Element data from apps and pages

——————————

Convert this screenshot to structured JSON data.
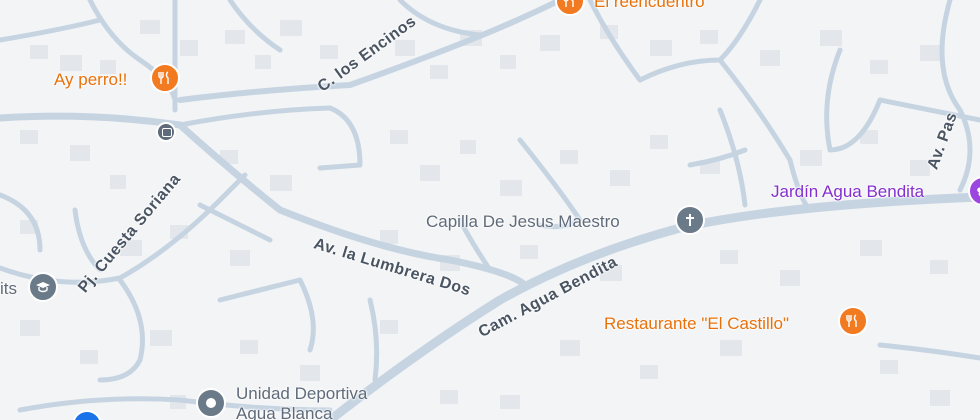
{
  "map": {
    "colors": {
      "background": "#f3f4f6",
      "road": "#c6d4e2",
      "building": "#e3e6ea",
      "poi_restaurant": "#e8710a",
      "poi_place": "#5f6b7a",
      "poi_garden": "#8430ce"
    },
    "streets": {
      "los_encinos": "C. los Encinos",
      "lumbrera_dos": "Av. la Lumbrera Dos",
      "cuesta_soriana": "Pj. Cuesta Soriana",
      "agua_bendita": "Cam. Agua Bendita",
      "av_pas_partial": "Av. Pas"
    },
    "pois": {
      "el_reencuentro": "El reencuentro",
      "ay_perro": "Ay perro!!",
      "capilla": "Capilla De Jesus Maestro",
      "jardin": "Jardín Agua Bendita",
      "restaurante": "Restaurante \"El Castillo\"",
      "unidad_line1": "Unidad Deportiva",
      "unidad_line2": "Agua Blanca",
      "its_partial": "its"
    },
    "icons": {
      "restaurant": "fork-knife-icon",
      "bus": "bus-stop-icon",
      "church": "cross-icon",
      "school": "graduation-cap-icon",
      "place": "place-marker-icon",
      "garden": "garden-icon"
    }
  }
}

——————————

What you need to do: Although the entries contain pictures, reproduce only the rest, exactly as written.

Exercise result:
Convert this screenshot to structured JSON data.
{
  "map": {
    "colors": {
      "background": "#f3f4f6",
      "road": "#c6d4e2",
      "building": "#e3e6ea",
      "poi_restaurant": "#e8710a",
      "poi_place": "#5f6b7a",
      "poi_garden": "#8430ce"
    },
    "streets": {
      "los_encinos": "C. los Encinos",
      "lumbrera_dos": "Av. la Lumbrera Dos",
      "cuesta_soriana": "Pj. Cuesta Soriana",
      "agua_bendita": "Cam. Agua Bendita",
      "av_pas_partial": "Av. Pas"
    },
    "pois": {
      "el_reencuentro": "El reencuentro",
      "ay_perro": "Ay perro!!",
      "capilla": "Capilla De Jesus Maestro",
      "jardin": "Jardín Agua Bendita",
      "restaurante": "Restaurante \"El Castillo\"",
      "unidad_line1": "Unidad Deportiva",
      "unidad_line2": "Agua Blanca",
      "its_partial": "its"
    },
    "icons": {
      "restaurant": "fork-knife-icon",
      "bus": "bus-stop-icon",
      "church": "cross-icon",
      "school": "graduation-cap-icon",
      "place": "place-marker-icon",
      "garden": "garden-icon"
    }
  }
}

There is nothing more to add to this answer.